Such company-wide investments in employees likely contribute to the increased workplace satisfaction of college-educated workers, 58% of whom are very or completely satisfied, compared to 52% of non-college workers. 

These are important and significant findings — educational advantages, and disadvantages, tend to compound over time. College degrees make it easier to find work. Once in a job, college degree holders tend to get more attention from managers, which helps build the skills and connections that support advancement into benefit-enriched working environments.

Conversely, those who begin their careers without four-year degrees have a more difficult time finding, keeping and advancing on the job.Lower levels of mentoring among these workers limits access to skill development and internal promotion as well as access to other workplace benefits like flexible scheduling. Not surprisingly, these differing job environments result in differing levels of job satisfaction. College degrees remain an important divide and distributor of benefits in American society, including in the workplace.

What do workers value most — flexibility or pay?

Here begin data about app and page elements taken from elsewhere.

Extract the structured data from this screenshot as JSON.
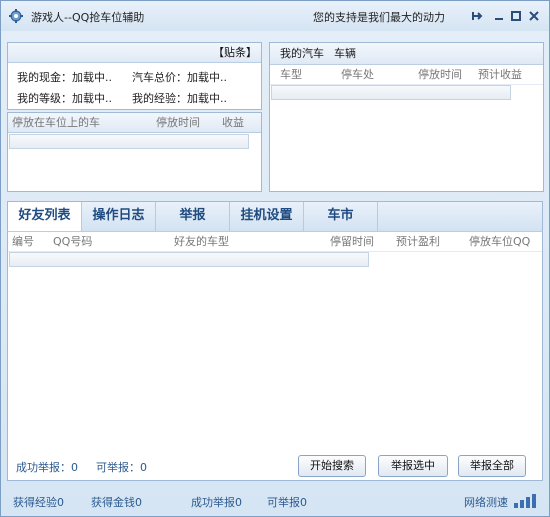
{
  "window": {
    "title": "游戏人--QQ抢车位辅助",
    "slogan": "您的支持是我们最大的动力"
  },
  "info_panel": {
    "header_label": "【贴条】",
    "cash_label": "我的现金：加载中..",
    "car_total_label": "汽车总价：加载中..",
    "level_label": "我的等级：加载中..",
    "exp_label": "我的经验：加载中.."
  },
  "my_parking": {
    "columns": [
      "停放在车位上的车",
      "停放时间",
      "收益"
    ]
  },
  "my_cars": {
    "title": "我的汽车",
    "subtitle": "车辆",
    "columns": [
      "车型",
      "停车处",
      "停放时间",
      "预计收益"
    ]
  },
  "tabs": [
    {
      "label": "好友列表",
      "active": true
    },
    {
      "label": "操作日志",
      "active": false
    },
    {
      "label": "举报",
      "active": false
    },
    {
      "label": "挂机设置",
      "active": false
    },
    {
      "label": "车市",
      "active": false
    }
  ],
  "friends_table": {
    "columns": [
      "编号",
      "QQ号码",
      "好友的车型",
      "停留时间",
      "预计盈利",
      "停放车位QQ"
    ]
  },
  "report_status": {
    "success_label": "成功举报：0",
    "available_label": "可举报：0"
  },
  "buttons": {
    "start_search": "开始搜索",
    "report_selected": "举报选中",
    "report_all": "举报全部"
  },
  "bottom_bar": {
    "exp_gained": "获得经验0",
    "money_gained": "获得金钱0",
    "success_report": "成功举报0",
    "available_report": "可举报0",
    "net_speed": "网络测速"
  }
}
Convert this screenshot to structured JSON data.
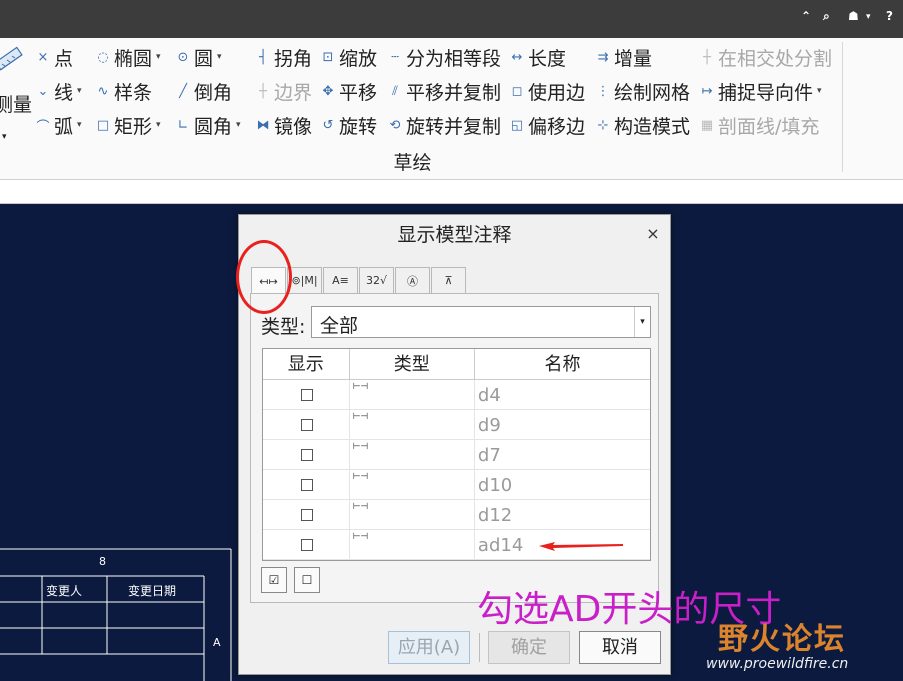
{
  "topbar": {
    "icons": [
      "chevron-up-icon",
      "search-icon",
      "graduation-cap-icon",
      "chevron-down-icon",
      "help-icon"
    ],
    "up": "⌃",
    "search": "⌕",
    "cap": "☗",
    "caret": "▾",
    "help": "?"
  },
  "ribbon": {
    "group_label": "草绘",
    "measure_label": "测量",
    "col1": [
      {
        "label": "点",
        "icon": "×"
      },
      {
        "label": "线",
        "icon": "⌄",
        "dropdown": true
      },
      {
        "label": "弧",
        "icon": "⌒",
        "dropdown": true
      }
    ],
    "col2": [
      {
        "label": "椭圆",
        "icon": "◌",
        "dropdown": true
      },
      {
        "label": "样条",
        "icon": "∿"
      },
      {
        "label": "矩形",
        "icon": "□",
        "dropdown": true
      }
    ],
    "col3": [
      {
        "label": "圆",
        "icon": "⊙",
        "dropdown": true
      },
      {
        "label": "倒角",
        "icon": "╱"
      },
      {
        "label": "圆角",
        "icon": "∟",
        "dropdown": true
      }
    ],
    "col4": [
      {
        "label": "拐角",
        "icon": "┤"
      },
      {
        "label": "边界",
        "icon": "┼",
        "disabled": true
      },
      {
        "label": "镜像",
        "icon": "⧓"
      }
    ],
    "col5": [
      {
        "label": "缩放",
        "icon": "⊡"
      },
      {
        "label": "平移",
        "icon": "✥"
      },
      {
        "label": "旋转",
        "icon": "↺"
      }
    ],
    "col6": [
      {
        "label": "分为相等段",
        "icon": "┄"
      },
      {
        "label": "平移并复制",
        "icon": "⫽"
      },
      {
        "label": "旋转并复制",
        "icon": "⟲"
      }
    ],
    "col7": [
      {
        "label": "长度",
        "icon": "↔"
      },
      {
        "label": "使用边",
        "icon": "◻"
      },
      {
        "label": "偏移边",
        "icon": "◱"
      }
    ],
    "col8": [
      {
        "label": "增量",
        "icon": "⇉"
      },
      {
        "label": "绘制网格",
        "icon": "⋮"
      },
      {
        "label": "构造模式",
        "icon": "⊹"
      }
    ],
    "col9": [
      {
        "label": "在相交处分割",
        "icon": "┼",
        "disabled": true
      },
      {
        "label": "捕捉导向件",
        "icon": "↦",
        "dropdown": true
      },
      {
        "label": "剖面线/填充",
        "icon": "▦",
        "disabled": true
      }
    ]
  },
  "drawing_table": {
    "header": "8",
    "col_a": "变更人",
    "col_b": "变更日期",
    "side": "A"
  },
  "dialog": {
    "title": "显示模型注释",
    "close": "×",
    "tabs": [
      {
        "name": "tab-dimension",
        "glyph": "↤↦"
      },
      {
        "name": "tab-geometric-tolerance",
        "glyph": "⊚|M|"
      },
      {
        "name": "tab-note",
        "glyph": "A≡"
      },
      {
        "name": "tab-surface-finish",
        "glyph": "32√"
      },
      {
        "name": "tab-symbol",
        "glyph": "Ⓐ"
      },
      {
        "name": "tab-datum",
        "glyph": "⊼"
      }
    ],
    "type_label": "类型:",
    "type_value": "全部",
    "columns": [
      "显示",
      "类型",
      "名称"
    ],
    "rows": [
      {
        "name": "d4",
        "type_glyph": "⊢⊣",
        "checked": false
      },
      {
        "name": "d9",
        "type_glyph": "⊢⊣",
        "checked": false
      },
      {
        "name": "d7",
        "type_glyph": "⊢⊣",
        "checked": false
      },
      {
        "name": "d10",
        "type_glyph": "⊢⊣",
        "checked": false
      },
      {
        "name": "d12",
        "type_glyph": "⊢⊣",
        "checked": false
      },
      {
        "name": "ad14",
        "type_glyph": "⊢⊣",
        "checked": false
      }
    ],
    "select_all": "☑",
    "deselect_all": "☐",
    "apply": "应用(A)",
    "ok": "确定",
    "cancel": "取消"
  },
  "annotation": {
    "note": "勾选AD开头的尺寸",
    "ring_color": "#e8211d",
    "note_color": "#c81fc8"
  },
  "watermark": {
    "title": "野火论坛",
    "url": "www.proewildfire.cn"
  }
}
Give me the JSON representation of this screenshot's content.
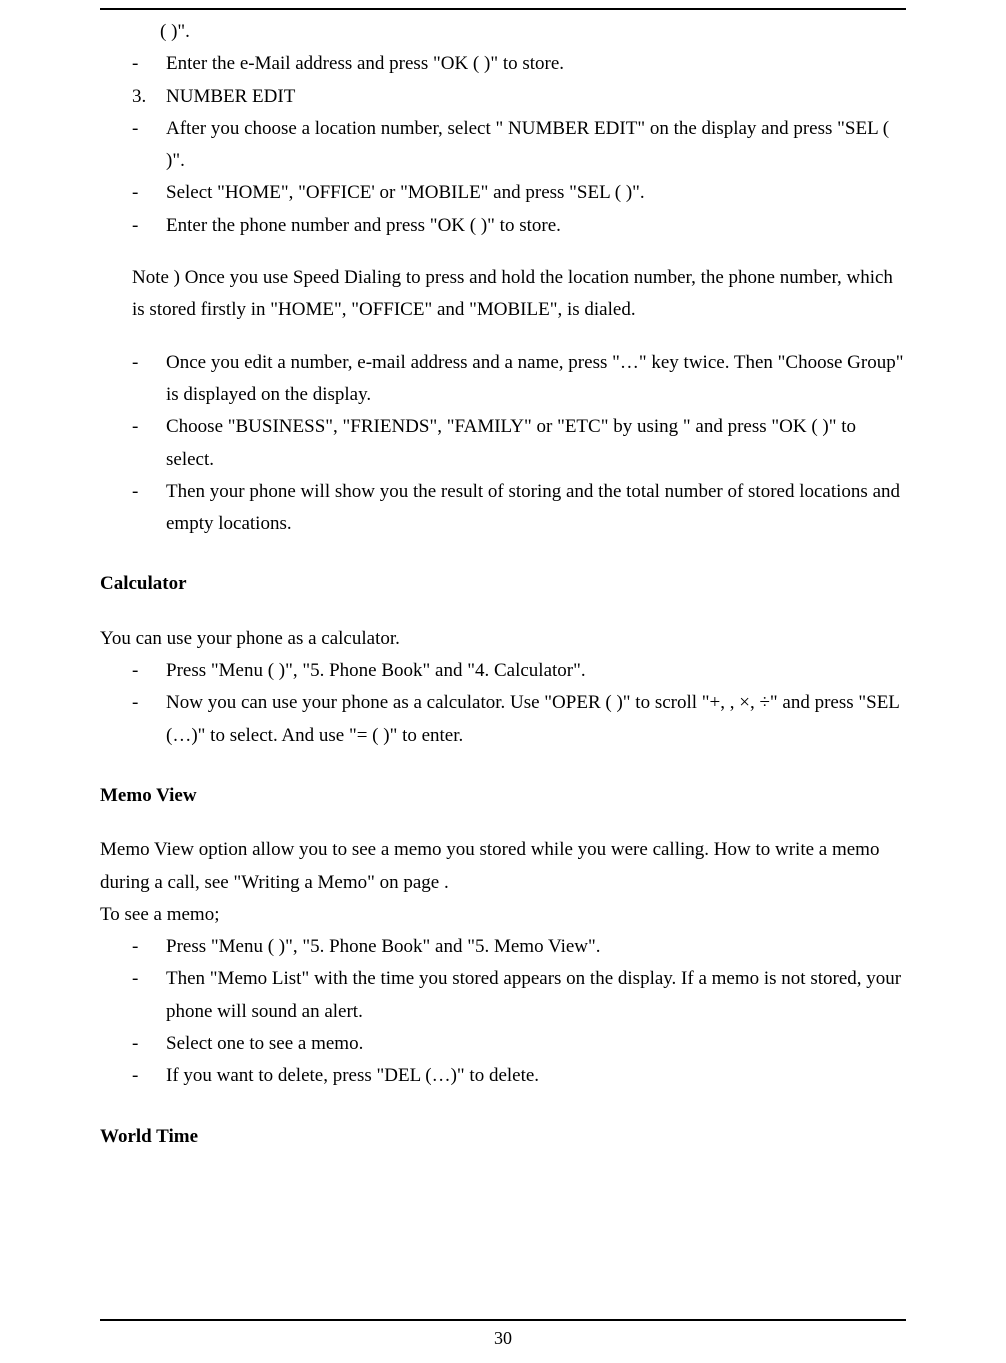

Pulling back from the focus on education, we see some of the common concerns of American workers. When we asked workers what they value most when choosing a job, 78% said flexibility is paramount, outpacing even wages as the primary concern. Flexibility doesn’t just mean remote work. Despite its continued prevalence after the pandemic return to work, remote work is a top priority for only about one-third (35%) of workers. Setting aside focus in the popular press, younger Americans in particular don’t seem to value remote work as much as other workers. Just 37% describe the ability to work remotely as “one of the most” or “very” important factors when choosing a job.

On the other hand, the desire for flexibility to balance work and personal life grows with educational attainment. Twenty-seven percent of workers with a high school education or less rank it as one of the most important factors when choosing a job, compared to 37% of workers with a bachelor’s or higher. These findings suggest that more highly educated workers have more leverage to push for hybrid arrangements that balance work among life’s competing demands.

Unlike flexibility, we found only modest declines in preference for pay as educational attainment increases: 20% of high school-educated respondents ranked pay as one of the most important factors in choosing a job, while 17% of those with a bachelor’s degree or higher say the same. At the same time, highly educated workers are nearly three times more likely to say making a meaningful contribution to society is one of the most important concerns when choosing a job. This evidence may indicate that the college wage premium lessens the immediacy of pay for highly educated Americans, allowing other concerns, like flexibility or altruism, to emerge.

Advancement and compensation affect job satisfaction most for fathers. Fifty-three percent of workers consider high pay an essential factor in job choice. Men, on average, are 7 percentage points more likely than women to cite pay as “one of the most important factors.” Fathers were 13% more likely than mothers to view compensation this way.

Overall, our findings indicate that college-educated workers increasingly benefit from workplaces that invest in their development and seek such arrangements when job hunting. As employers and employees navigate the ever-evolving landscape of work, flexibility remains critically important to the thriving college-educated American worker in an increasingly knowledge-driven economy.

Yet such investments in workers should not be limited to those with four-year degrees. Making employees and job seekers aware of local community college partnerships, apprenticeship programs, local workforce development systems and company-funded training opportunities could supplement lack of investment in the workplace and lead to more flexible and higher-paying work. Incentivizing training and reskilling at the local level also gives employers in high-demand industries access to broader labor pools. Helping to close the growing socioeconomic gap between college- and non-college-educated workers represents a win for both groups, and an even bigger win for American society.